Urban tropic: a new house in the Philippines thinks inside the box

 Z House
45km south of Metro Manila in the Philippines, Z House by Micaela Benedicto's MB Architecture Studio is an exercise in interconnecting cubic volumes.
(Image credit: Ed Simon)

Just 45km south of the hustle and bustle of Metro Manila, an almost perfectly square site in the level plains of the Laguna province’s tropical suburbs, provided the inspiration for the rigorous geometry of Z House. Manila-based Micaela Benedicto’s MB Architecture Studio conceived the new 423 sq m, two-storey dwelling as a composition of interconnecting cubic volumes, within the square site, while keeping in line with its right-angled context.   

The architecture

(Image credit: Ed Simon)

Take an interactive tour of House Z

‘The architecture evolved from a series of configurations exploring sets of cubic spaces, each one denoting an indoor or outdoor space, arranged within a footprint grid of nine squares,’ explains Benedicto. The resulting layout of internal spaces forms an inverted 'Z' shape on plan, earning the house its title.
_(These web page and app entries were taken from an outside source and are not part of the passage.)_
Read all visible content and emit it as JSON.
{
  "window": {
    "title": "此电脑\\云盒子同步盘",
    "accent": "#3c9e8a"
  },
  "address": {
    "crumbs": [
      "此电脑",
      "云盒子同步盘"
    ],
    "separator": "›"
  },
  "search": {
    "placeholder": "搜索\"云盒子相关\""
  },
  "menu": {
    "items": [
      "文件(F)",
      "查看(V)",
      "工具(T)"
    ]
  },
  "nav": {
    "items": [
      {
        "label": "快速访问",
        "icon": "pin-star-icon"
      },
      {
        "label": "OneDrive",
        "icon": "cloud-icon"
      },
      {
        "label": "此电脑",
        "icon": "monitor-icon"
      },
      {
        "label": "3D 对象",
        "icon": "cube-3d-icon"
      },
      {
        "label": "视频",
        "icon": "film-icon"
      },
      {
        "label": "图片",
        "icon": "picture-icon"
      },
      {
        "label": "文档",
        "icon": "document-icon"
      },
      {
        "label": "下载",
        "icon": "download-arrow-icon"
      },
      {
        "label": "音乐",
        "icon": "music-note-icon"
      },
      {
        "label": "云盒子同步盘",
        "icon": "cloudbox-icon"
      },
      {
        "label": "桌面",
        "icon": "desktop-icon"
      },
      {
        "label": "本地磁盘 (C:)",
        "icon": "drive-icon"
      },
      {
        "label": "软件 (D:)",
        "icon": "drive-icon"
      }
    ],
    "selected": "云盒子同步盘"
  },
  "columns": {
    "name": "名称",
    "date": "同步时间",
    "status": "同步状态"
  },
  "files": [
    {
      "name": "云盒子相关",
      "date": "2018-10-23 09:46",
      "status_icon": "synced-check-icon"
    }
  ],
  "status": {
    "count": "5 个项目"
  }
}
The voids that dot the floorplans create pockets of welcome outdoor space, carve depth and height into the structure, maximising daylight and cross ventilation.

The arresting monochrome exterior, seamlessly rendered in charcoal grey with distinct grey framed glass curtain walling, responds to the modular diagram with a series of projecting and recessing volumes. These gestures in turn produce a richly layered interior, bathed in daylight with varying degrees of transparency. Contrary to the archetypal modern house, white surfaces are the exception, not the rule, substituted with warm timber doors, ceilings, floors, and complimenting grey fitted furniture. Interiors were designed by Chako Hirayama. 

At ground level, the garden and courtyard are treated as extensions of the open plan kitchen, living and dining space. The cantilevering volume of the staircase forms a sculptural centrepiece over the pond. The study and guest suite is discreetly positioned off the main entrance and utility areas are tucked away behind the kitchen. A rectilinear void creates a generous double height living space with oblique views to the open plan lounge at first floor. This includes an enclosed corner library and a self-contained master bedroom suite with private terrace, accessed by the bridge link. 

The whole is greater than the sum of its parts in this house. The clever assembly of spaces, sculpting a tight site to create parcels of lush vegetation, will surely provide a breath of fresh air for the client couple accustomed to high-rise living in the capital’s business district.

The layout of internal spaces

The layout of internal spaces forms an inverted Z shape on plan, inspiring the house's name. Voids dot the floorplan, creating pockets of outdoor areas. The result produces a richly layered interior with glass curtain walling and openings revealing tantalising glimpses beyond. 

(Image credit: Ed Simon)

Walls of glazing

Walls of glazing bathe the spacious interior in daylight. A rectilinear void creates a double height living space at ground floor, open to the lounge at first floor. 

(Image credit: Ed Simon)

Floors and ceilings

Rich materials, including warm timber doors, floors and ceilings, are prevalent throughout the rich internal environment, complemented by dark grey framed curtain walling and fitted grey furniture. 

(Image credit: Ed Simon)

Key internal spaces

Key internal spaces are orientated to capitalize on natural light and cross ventilation, with outdoor space regarded as an extension of the interior. 

(Image credit: Ed Simon)

The sculptural volume of the staircase

The sculptural volume of the staircase forms a centrepiece in the courtyard.  Cantilevering over the pond, the sleek line of glazing follows the pitch of the stair creating abstract reflections in the water below. 

(Image credit: Ed Simon)

The striking exterior

The striking exterior, finished in a seamless charcoal render and punctured with large areas of glazing, responds to the modular diagram with a series of projecting and recessing volumes. 

(Image credit: Miguel Nacianceno)

The flat

The flat, square plot in the tropical suburbs of the Laguna province provided the inspiration for the rigorous spatial organisation. 

(Image credit: Miguel Nacianceno)

The charcoal coloured render

The charcoal coloured render creates a bold and seamless finish, uniting the carefully articulated facades in a homogenous appearance.

(Image credit: Miguel Nacianceno)


Find out more about Micaela Benedicto’s MB Architecture Studio website